## TASK INSTRUCTIONS
Scan the lines below for the word "icon". Copy each line you find it in.

*** Opening of EXERCISE DATA ***

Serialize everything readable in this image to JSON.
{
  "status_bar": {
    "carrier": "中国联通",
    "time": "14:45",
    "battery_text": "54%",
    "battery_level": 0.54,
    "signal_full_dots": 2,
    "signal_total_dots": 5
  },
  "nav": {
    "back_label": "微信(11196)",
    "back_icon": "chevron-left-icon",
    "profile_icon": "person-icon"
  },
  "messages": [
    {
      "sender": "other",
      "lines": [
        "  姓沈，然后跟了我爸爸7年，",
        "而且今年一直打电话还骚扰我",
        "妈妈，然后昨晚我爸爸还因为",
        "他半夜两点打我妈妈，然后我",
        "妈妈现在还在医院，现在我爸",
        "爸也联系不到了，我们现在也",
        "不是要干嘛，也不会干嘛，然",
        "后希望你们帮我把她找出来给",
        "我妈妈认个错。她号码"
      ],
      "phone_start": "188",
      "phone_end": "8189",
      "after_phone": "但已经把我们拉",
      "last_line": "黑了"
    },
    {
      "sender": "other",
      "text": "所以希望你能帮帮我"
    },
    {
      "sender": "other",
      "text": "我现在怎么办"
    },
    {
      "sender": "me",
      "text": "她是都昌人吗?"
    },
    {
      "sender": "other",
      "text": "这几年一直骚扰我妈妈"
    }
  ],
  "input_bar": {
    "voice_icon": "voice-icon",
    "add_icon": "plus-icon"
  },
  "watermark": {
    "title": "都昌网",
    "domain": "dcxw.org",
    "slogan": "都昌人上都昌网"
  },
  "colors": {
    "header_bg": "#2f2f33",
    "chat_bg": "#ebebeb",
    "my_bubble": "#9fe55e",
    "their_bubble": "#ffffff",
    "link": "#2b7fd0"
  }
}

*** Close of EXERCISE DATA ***

## RESPONSE
    "back_icon": "chevron-left-icon",
    "profile_icon": "person-icon"
    "voice_icon": "voice-icon",
    "add_icon": "plus-icon"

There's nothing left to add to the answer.